    23 VOTES
    Uncut Gems
    Photo: A24

    Adam Sandler plays Howard Ratner in Uncut Gems. Howard is a New York City jeweler who specializes in selling to notable figures like rappers and athletes. He's just gotten his hands on a rare black opal, which he plans to sell off for a million dollars so that he can pay back his increasingly impatient debtors. When NBA star Kevin Garnett asks to borrow it, Howard unwisely agrees. The hoopster then refuses to give it back, seriously putting the plan in jeopardy.

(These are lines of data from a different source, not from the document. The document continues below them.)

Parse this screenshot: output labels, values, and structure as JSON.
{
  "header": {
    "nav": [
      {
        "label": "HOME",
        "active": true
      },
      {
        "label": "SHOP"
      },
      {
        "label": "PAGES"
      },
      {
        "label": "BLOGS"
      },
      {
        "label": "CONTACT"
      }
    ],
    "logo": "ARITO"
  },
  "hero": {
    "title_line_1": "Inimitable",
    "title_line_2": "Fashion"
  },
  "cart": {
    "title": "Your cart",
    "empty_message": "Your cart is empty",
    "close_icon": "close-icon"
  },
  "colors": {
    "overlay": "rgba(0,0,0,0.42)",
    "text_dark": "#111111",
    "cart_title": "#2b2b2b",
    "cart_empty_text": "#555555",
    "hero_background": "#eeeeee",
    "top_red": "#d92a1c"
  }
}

    As all this happens, Howard artificially drives up the auction price on the opal and ends up the winning bidder, meaning he has to buy something he already owns. He's also repeatedly threatened by a mobster and his goon, who are ready to be paid back. Even after finally convincing Garnett to return the opal, he doesn't do the sensible thing. Instead, he falls victim to his gambling problem, betting the cash he gets for it on the outcome of a basketball game. His team wins, but the mobsters have become sufficiently fed up that they fatally shoot him anyway, just for stringing them along.